Will jailing small business owners make us feel better?
Two wrongs don't make a right. Turning business owners into criminals because the government can't muster the courage to address illegal immigration is no different than sending innocent people to prison for crimes they didn't commit. Political leaders on both sides of the aisle are rushing head first toward stronger enforcement against employers. It sounds good at first glance, except for one important fact: It punishes the wrong people.
Contrary to the conventional wisdom, immigration enforcement is not primarily an issue for giant corporations--It's a small business issue. As an NFIB member, I understand that business growth depends on the availability of new workers. But government policies have made a complete mess of the labor market. More than 70 percent of NFIB's members are businesses with fewer than 10 employees. Of these, the vast majority have five employees or less. They are hit hardest by the labor shortage. They also have far less ability to verify the legal status of workers.

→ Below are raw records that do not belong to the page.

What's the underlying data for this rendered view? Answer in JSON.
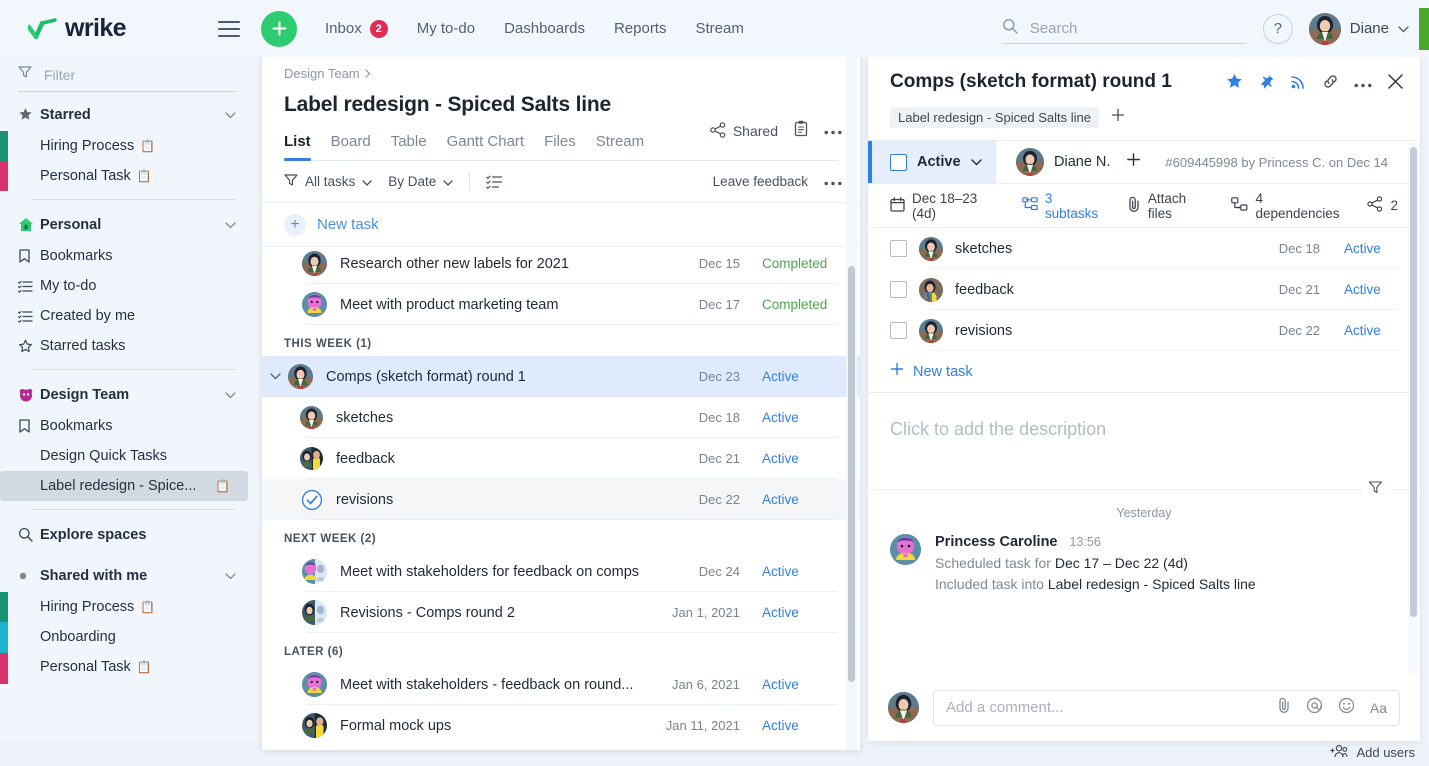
{
  "topbar": {
    "logo_text": "wrike",
    "menu_icon": "hamburger-icon",
    "create_label": "+",
    "nav": [
      {
        "label": "Inbox",
        "badge": "2"
      },
      {
        "label": "My to-do"
      },
      {
        "label": "Dashboards"
      },
      {
        "label": "Reports"
      },
      {
        "label": "Stream"
      }
    ],
    "search": {
      "placeholder": "Search",
      "value": ""
    },
    "help_label": "?",
    "user": {
      "name": "Diane"
    }
  },
  "sidebar": {
    "filter": {
      "placeholder": "Filter",
      "value": ""
    },
    "groups": [
      {
        "id": "starred",
        "label": "Starred",
        "icon": "star-icon",
        "items": [
          {
            "label": "Hiring Process",
            "doc": true,
            "strip": "#199473"
          },
          {
            "label": "Personal Task",
            "doc": true,
            "strip": "#d8326a"
          }
        ]
      },
      {
        "id": "personal",
        "label": "Personal",
        "icon": "home-icon",
        "items": [
          {
            "label": "Bookmarks",
            "icon": "bookmark-icon"
          },
          {
            "label": "My to-do",
            "icon": "list-icon"
          },
          {
            "label": "Created by me",
            "icon": "list-icon"
          },
          {
            "label": "Starred tasks",
            "icon": "star-outline-icon"
          }
        ]
      },
      {
        "id": "design-team",
        "label": "Design Team",
        "icon": "space-icon",
        "items": [
          {
            "label": "Bookmarks",
            "icon": "bookmark-icon"
          },
          {
            "label": "Design Quick Tasks"
          },
          {
            "label": "Label redesign - Spice...",
            "doc": true,
            "active": true
          }
        ]
      }
    ],
    "explore_label": "Explore spaces",
    "shared": {
      "label": "Shared with me",
      "items": [
        {
          "label": "Hiring Process",
          "doc": true,
          "strip": "#199473"
        },
        {
          "label": "Onboarding",
          "strip": "#1bb3ce"
        },
        {
          "label": "Personal Task",
          "doc": true,
          "strip": "#d8326a"
        }
      ]
    }
  },
  "center": {
    "breadcrumb": "Design Team",
    "title": "Label redesign - Spiced Salts line",
    "shared_label": "Shared",
    "tabs": [
      {
        "label": "List",
        "selected": true
      },
      {
        "label": "Board"
      },
      {
        "label": "Table"
      },
      {
        "label": "Gantt Chart"
      },
      {
        "label": "Files"
      },
      {
        "label": "Stream"
      }
    ],
    "toolbar": {
      "filter_label": "All tasks",
      "sort_label": "By Date",
      "feedback_label": "Leave feedback"
    },
    "new_task_label": "New task",
    "sections": [
      {
        "header": null,
        "rows": [
          {
            "name": "Research other new labels for 2021",
            "date": "Dec 15",
            "status": "Completed",
            "status_kind": "completed",
            "avatar": "diane"
          },
          {
            "name": "Meet with product marketing team",
            "date": "Dec 17",
            "status": "Completed",
            "status_kind": "completed",
            "avatar": "caroline"
          }
        ]
      },
      {
        "header": "THIS WEEK (1)",
        "rows": [
          {
            "name": "Comps (sketch format) round 1",
            "date": "Dec 23",
            "status": "Active",
            "status_kind": "active",
            "avatar": "diane",
            "selected": true,
            "expandable": true
          },
          {
            "name": "sketches",
            "date": "Dec 18",
            "status": "Active",
            "status_kind": "active",
            "avatar": "diane",
            "sub": true
          },
          {
            "name": "feedback",
            "date": "Dec 21",
            "status": "Active",
            "status_kind": "active",
            "avatar": "mixed",
            "sub": true
          },
          {
            "name": "revisions",
            "date": "Dec 22",
            "status": "Active",
            "status_kind": "active",
            "avatar": "check",
            "sub": true,
            "hovered": true
          }
        ]
      },
      {
        "header": "NEXT WEEK (2)",
        "rows": [
          {
            "name": "Meet with stakeholders for feedback on comps",
            "date": "Dec 24",
            "status": "Active",
            "status_kind": "active",
            "avatar": "caroline"
          },
          {
            "name": "Revisions - Comps round 2",
            "date": "Jan 1, 2021",
            "status": "Active",
            "status_kind": "active",
            "avatar": "mixed"
          }
        ]
      },
      {
        "header": "LATER (6)",
        "rows": [
          {
            "name": "Meet with stakeholders - feedback on round...",
            "date": "Jan 6, 2021",
            "status": "Active",
            "status_kind": "active",
            "avatar": "caroline"
          },
          {
            "name": "Formal mock ups",
            "date": "Jan 11, 2021",
            "status": "Active",
            "status_kind": "active",
            "avatar": "mixed"
          }
        ]
      }
    ]
  },
  "detail": {
    "title": "Comps (sketch format) round 1",
    "tag": "Label redesign - Spiced Salts line",
    "add_tag_label": "+",
    "status": "Active",
    "assignee": "Diane N.",
    "meta": "#609445998 by Princess C. on Dec 14",
    "props": {
      "dates": "Dec 18–23 (4d)",
      "subtasks": "3 subtasks",
      "attach": "Attach files",
      "dependencies": "4 dependencies",
      "share_count": "2"
    },
    "subtasks": [
      {
        "name": "sketches",
        "date": "Dec 18",
        "status": "Active"
      },
      {
        "name": "feedback",
        "date": "Dec 21",
        "status": "Active"
      },
      {
        "name": "revisions",
        "date": "Dec 22",
        "status": "Active"
      }
    ],
    "new_task_label": "New task",
    "description_placeholder": "Click to add the description",
    "activity_day": "Yesterday",
    "activity": [
      {
        "author": "Princess Caroline",
        "time": "13:56",
        "lines": [
          {
            "prefix": "Scheduled task for ",
            "strong": "Dec 17 – Dec 22 (4d)"
          },
          {
            "prefix": "Included task into ",
            "strong": "Label redesign - Spiced Salts line"
          }
        ]
      }
    ],
    "comment": {
      "placeholder": "Add a comment...",
      "value": ""
    }
  },
  "footer": {
    "add_users_label": "Add users"
  },
  "colors": {
    "accent_green": "#2ecc71",
    "accent_blue": "#2f7fe8",
    "completed_green": "#4aa84a",
    "badge_red": "#e02b55",
    "strip_teal": "#199473",
    "strip_cyan": "#1bb3ce",
    "strip_pink": "#d8326a"
  }
}
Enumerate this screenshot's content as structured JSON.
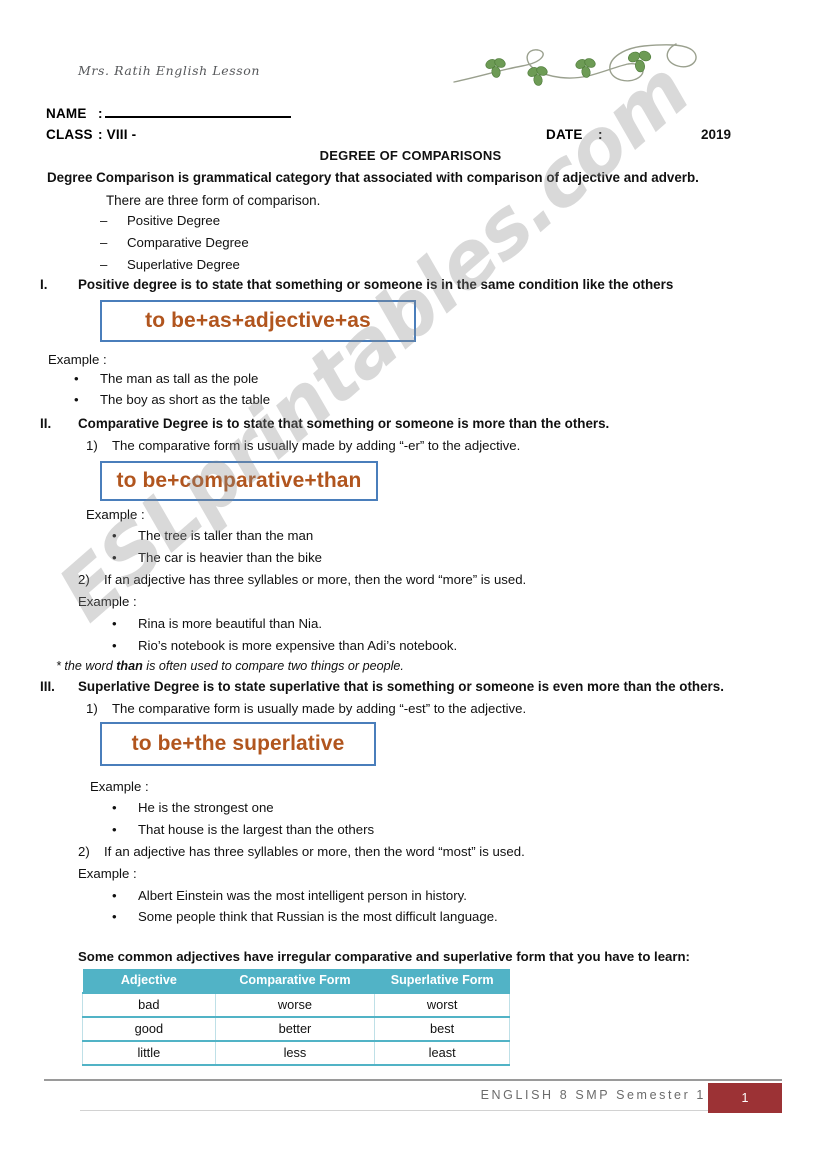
{
  "header": {
    "handwriting_note": "Mrs. Ratih English Lesson",
    "name_label": "NAME",
    "name_colon": ":",
    "class_label": "CLASS",
    "class_value": ": VIII -",
    "date_label": "DATE",
    "date_colon": ":",
    "year": "2019",
    "decoration": "shamrock-vine"
  },
  "document": {
    "title": "DEGREE OF COMPARISONS",
    "lead": "Degree Comparison is grammatical category that associated with comparison of adjective and adverb.",
    "intro": "There are three form of comparison.",
    "forms": [
      {
        "dash": "–",
        "label": "Positive Degree"
      },
      {
        "dash": "–",
        "label": "Comparative Degree"
      },
      {
        "dash": "–",
        "label": "Superlative Degree"
      }
    ]
  },
  "sections": [
    {
      "numeral": "I.",
      "heading": "Positive degree is to state that something or someone is in the same condition like the others",
      "formula": "to be+as+adjective+as",
      "example_label": "Example :",
      "examples": [
        "The man as tall as the pole",
        "The boy as short as the table"
      ]
    },
    {
      "numeral": "II.",
      "heading": "Comparative Degree is to state that something or someone is more than the others.",
      "rule1_num": "1)",
      "rule1": "The comparative form is usually made by adding “-er” to the adjective.",
      "formula": "to be+comparative+than",
      "example_label_1": "Example :",
      "examples_1": [
        "The tree is taller than the man",
        "The car is heavier than the bike"
      ],
      "rule2_num": "2)",
      "rule2": "If an adjective has three syllables or more, then the word “more” is used.",
      "example_label_2": "Example :",
      "examples_2": [
        "Rina is more beautiful than Nia.",
        "Rio’s notebook is more expensive than Adi’s notebook."
      ],
      "note_prefix": "* the word ",
      "note_bold": "than",
      "note_suffix": " is often used to compare two things or people."
    },
    {
      "numeral": "III.",
      "heading": "Superlative Degree is to state superlative that is something or someone is even more than the others.",
      "rule1_num": "1)",
      "rule1": "The comparative form is usually made by adding “-est” to the adjective.",
      "formula": "to be+the superlative",
      "example_label_1": "Example :",
      "examples_1": [
        "He is the strongest one",
        "That house is the largest than the others"
      ],
      "rule2_num": "2)",
      "rule2": "If an adjective has three syllables or more, then the word “most” is used.",
      "example_label_2": "Example :",
      "examples_2": [
        "Albert Einstein was the most intelligent person in history.",
        "Some people think that Russian is the most difficult language."
      ]
    }
  ],
  "table": {
    "caption": "Some common adjectives have irregular comparative and superlative form that you have to learn:",
    "columns": [
      "Adjective",
      "Comparative Form",
      "Superlative Form"
    ],
    "rows": [
      [
        "bad",
        "worse",
        "worst"
      ],
      [
        "good",
        "better",
        "best"
      ],
      [
        "little",
        "less",
        "least"
      ]
    ]
  },
  "footer": {
    "text": "ENGLISH 8 SMP Semester 1",
    "page_number": "1"
  },
  "watermark": {
    "text": "ESLprintables.com"
  },
  "colors": {
    "formula_border": "#4a7ebb",
    "formula_text": "#b1551e",
    "table_header": "#51b3c6",
    "page_badge": "#9c3235",
    "footer_text": "#6b6b6b"
  },
  "bullets": {
    "dot": "•"
  }
}
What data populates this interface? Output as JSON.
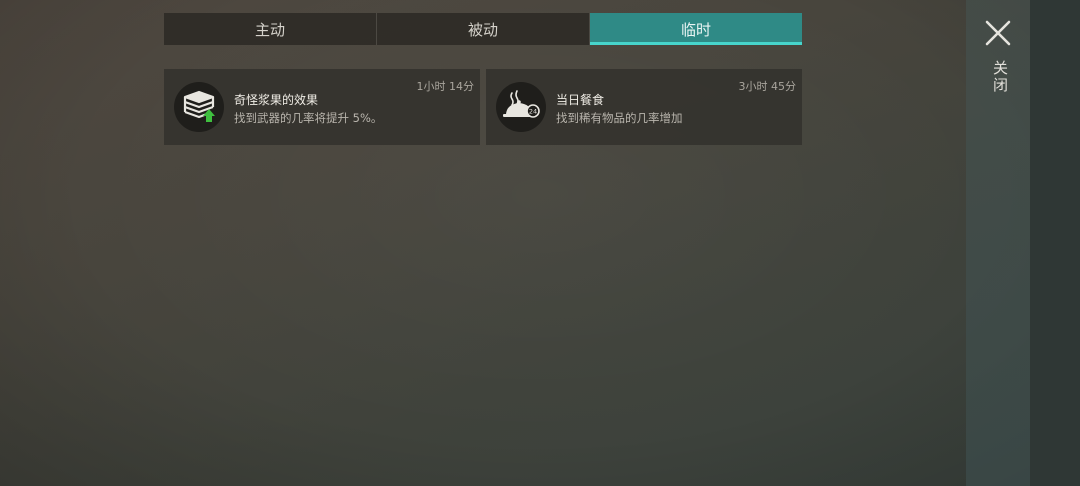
{
  "tabs": [
    {
      "label": "主动",
      "active": false
    },
    {
      "label": "被动",
      "active": false
    },
    {
      "label": "临时",
      "active": true
    }
  ],
  "cards": [
    {
      "icon": "books-upgrade-icon",
      "title": "奇怪浆果的效果",
      "description": "找到武器的几率将提升 5%。",
      "time_left": "1小时 14分"
    },
    {
      "icon": "food-cloche-24h-icon",
      "title": "当日餐食",
      "description": "找到稀有物品的几率增加",
      "time_left": "3小时 45分"
    }
  ],
  "close": {
    "label": "关闭",
    "icon": "close-icon"
  },
  "colors": {
    "active_tab": "#2f8a86",
    "active_tab_underline": "#47d5cc",
    "upgrade_arrow": "#3fbf3f"
  }
}
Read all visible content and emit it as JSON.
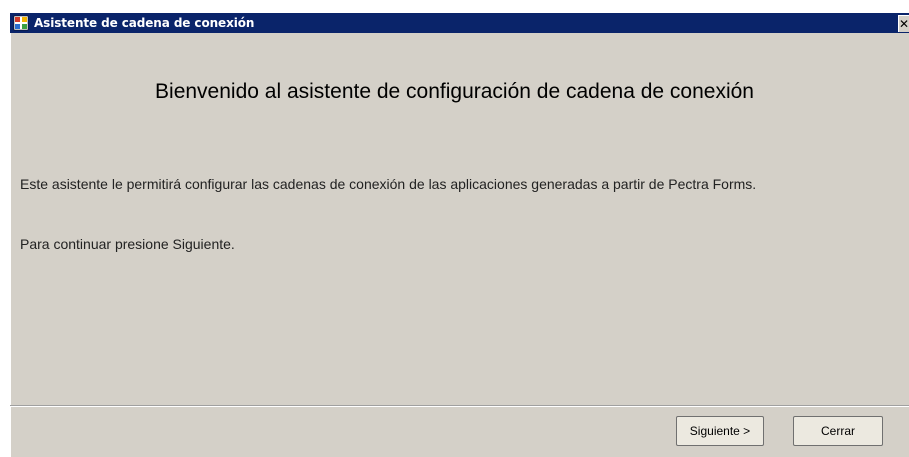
{
  "window": {
    "title": "Asistente de cadena de conexión",
    "close_glyph": "✕",
    "icon": "app-window-icon"
  },
  "content": {
    "heading": "Bienvenido al asistente de configuración de cadena de conexión",
    "paragraph1": "Este asistente le permitirá configurar las cadenas de conexión de las aplicaciones generadas a partir de Pectra Forms.",
    "paragraph2": "Para continuar presione Siguiente."
  },
  "buttons": {
    "next_label": "Siguiente >",
    "close_label": "Cerrar"
  },
  "colors": {
    "titlebar": "#0a246a",
    "dialog_bg": "#d4d0c8"
  }
}
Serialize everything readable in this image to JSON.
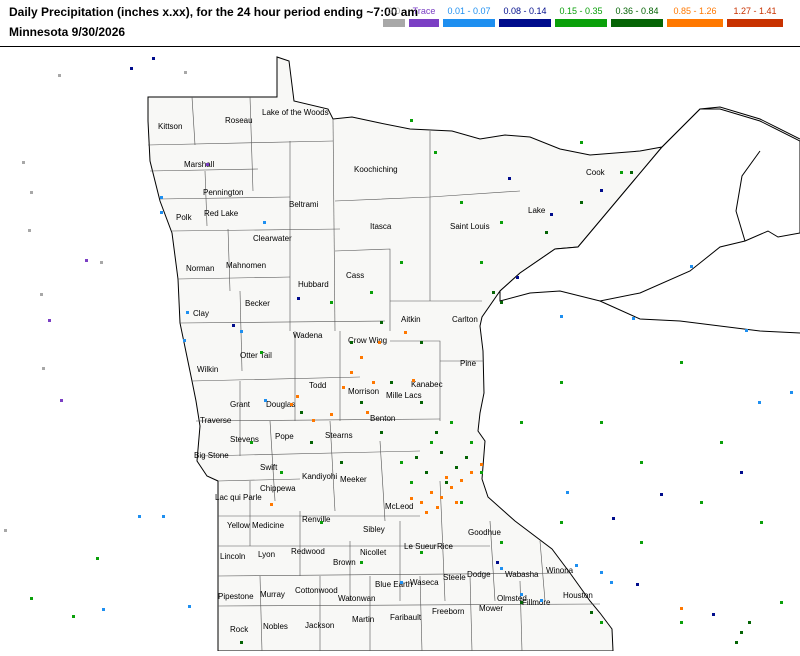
{
  "title": {
    "line1": "Daily Precipitation (inches  x.xx),  for the 24 hour period ending ~7:00 am",
    "line2": "Minnesota 9/30/2026"
  },
  "legend": [
    {
      "label": "0.0",
      "color": "#a8a8a8"
    },
    {
      "label": "Trace",
      "color": "#7b3fc4"
    },
    {
      "label": "0.01 - 0.07",
      "color": "#1e8ff0"
    },
    {
      "label": "0.08 - 0.14",
      "color": "#000c8c"
    },
    {
      "label": "0.15 - 0.35",
      "color": "#0aa00a"
    },
    {
      "label": "0.36 - 0.84",
      "color": "#056405"
    },
    {
      "label": "0.85 - 1.26",
      "color": "#ff7800"
    },
    {
      "label": "1.27 - 1.41",
      "color": "#c83200"
    }
  ],
  "colors": {
    "land": "#f8f8f6",
    "water": "#ffffff",
    "border": "#000000",
    "county_line": "#555555"
  },
  "counties": [
    "Kittson",
    "Roseau",
    "Lake of the Woods",
    "Marshall",
    "Koochiching",
    "Pennington",
    "Cook",
    "Polk",
    "Red Lake",
    "Beltrami",
    "Lake",
    "Saint Louis",
    "Itasca",
    "Clearwater",
    "Norman",
    "Mahnomen",
    "Cass",
    "Hubbard",
    "Clay",
    "Becker",
    "Aitkin",
    "Carlton",
    "Wadena",
    "Otter Tail",
    "Crow Wing",
    "Pine",
    "Wilkin",
    "Todd",
    "Morrison",
    "Kanabec",
    "Mille Lacs",
    "Grant",
    "Douglas",
    "Traverse",
    "Stevens",
    "Pope",
    "Stearns",
    "Benton",
    "Big Stone",
    "Swift",
    "Kandiyohi",
    "Meeker",
    "Chippewa",
    "Lac qui Parle",
    "Renville",
    "McLeod",
    "Yellow Medicine",
    "Sibley",
    "Nicollet",
    "Lincoln",
    "Lyon",
    "Redwood",
    "Brown",
    "Le Sueur",
    "Rice",
    "Goodhue",
    "Dodge",
    "Steele",
    "Waseca",
    "Blue Earth",
    "Winona",
    "Wabasha",
    "Olmsted",
    "Fillmore",
    "Houston",
    "Pipestone",
    "Murray",
    "Cottonwood",
    "Watonwan",
    "Rock",
    "Nobles",
    "Jackson",
    "Martin",
    "Faribault",
    "Freeborn",
    "Mower"
  ]
}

NFIB members understand the illegal immigration issue better than most politicians. An overwhelming 80 percent understand that the right solution is to require illegal immigrants to leave the United States and re-enter legally. That is the core of a proposal we have been advocating for several years, with one additional element critical to its success: Let the private sector, primarily small businesses, handle the implementation.
Requiring illegal workers to leave the United States and re-enter under our terms is a simple idea whose time has come. But expecting any government agency to handle a caseload of more than 10 million is pure fantasy. Instead we need to create incentives that motivate the workers to make the effort themselves.
Two things must be changed for that to happen. First, the number of allowable workers must be set by the marketplace—not by artificial quotas based on congressional politics and guesswork. Congress allows only 66,000 H-2B visas for the entire country each year, but we know my home state of Colorado alone needs more than that. Second, the congressional-directed bureaucracy that doesn't work must be replaced by businesses that will get the job done. We propose allowing private employment companies to set up offices outside the United States, run the required background checks and issue smart cards that can be easily tracked and verified by employers and by law enforcement.
Thousands of small businesses across the country perform these services every day. Companies routinely connect jobs and workers, run background checks, issue cards that are nearly impossible to duplicate and transfer information around the world instantly. Their motivation for speed and accuracy? Profits.
Both employers and employees already have a strong desire to operate legally. This plan would finally give them the means to do so. It would also eliminate 90 percent of illegal border crossings—making border control easier and cheaper. In fact, this plan would be financed by user fees, not taxpayer dollars. Best of all, it's a simple solution as old as America itself: Let the free market work.
Enforcement will remain a crucial element in solving this problem. But before turning thousands of small business owners into criminals, we must provide a way to help them obtain the workers they need. Otherwise we are at risk of simply trying to jail our way out of this mess.
Helen Krieble suggests an innovative proposal to address the legal guest-worker shortage in this country. Her idea was introduced as legislation by Rep. Mike Pence (Ind.) last year, but has not been considered by Congress.
Helen Krieble is president of the Vernon K. Krieble Foundation.
Posted on Wed, April 2, 2008
by Helen Krieble